The Foreman, having conferred a short time with his brother jurymen, said their principal difficulty existed in this: that they were of opinion the prisoner had no felonious intent, in disposing of the horse, the subject of this prosecution; and, that on the other hand, they could not convict the prisoner of leading and carrying away the said animal, inasmuch as it was in proof, that a jockey had done that, and not the prisoner.

The Chief JUSTICE - Gentlemen, for your information, it would perhaps be as well for me to tell you, that any conversion of property, by an individual with whom that property is entrusted, merely as a servant, is illegal, and amounts, in the contemplation of the law, to a stealing.  You may, however, find a special verdict, setting forth what are the facts upon which you find that verdict.

The FOREMAN - We find the prisoner Guilty of selling the beast, but without any intention to defraud.

The Chief JUSTICE - The Jury then consider, in this case, that there was no animus on the part of the prisoner, to convert the property to his own purposes.  Of course, under such an impression, the Jury may find a verdict of Not Guilty.  A verdict was returned accordingly.

Proclamation was then made for the prisoner's discharge.  Before, however, he was permitted to leave the dock, the Judge, addressing him, remarked that the evidence which had that day appeared against him, was of so strong a character, that he (the learned Judge) could not relieve his mind from an impression, that the party then about to leave the dock had disposed of the horse with an intention to appropriate the proceeds to his own use.  The prisoner, by the verdict of the Jury, would be restored to the society from which he came; but the learned Judge hoped that the present would serve as a lesson of caution for his better conduct in the future.
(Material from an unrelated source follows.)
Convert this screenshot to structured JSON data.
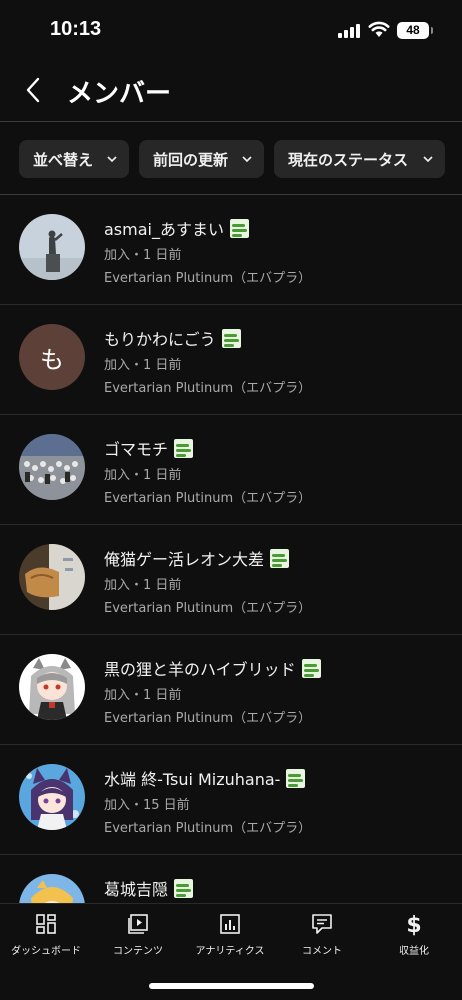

[1 ] See also In re Byrne et al., 1827.

[2 ] The Sydney Gazette, 9 November 1827, gave a different version of the Chief Justice's charge to the jury: "The Chief Justice recapitulated the evidence, and in observing on the defence set up, stated that the question was, whether from the relative situation of the prisoner towards his master, he had any disposing power over the property left in his charge.  As a matter of law, His Honor had no hesitation in laying it down that he had not.  The prisoner was an assigned servant to Mr. M'Henry; he was a prisoner of the Crown, under the sentence of the law, and acted as his master's groom.  The prisoner's possession, therefore, was the possession of his master, which being disturbed without legal authority, became taucious [tortious].  With respect to the prisoner's plea that he had not received any of the money for which the horse was sold, His Honor observed, that he could not direct his mind, after the evidence of Power, that the money was put in jeopardy, as the prisoner had directed Power to bring it to Hill's Tavern, where it appeared his master did not live, but was residing with a friend in Pitt-street.  Under all the circumstances of the case, he did not think the Jury could have any difficulty in finding the prisoner guilty, as there did not appear to be one single fact in his favour."

Published by the Division of Law, Macquarie University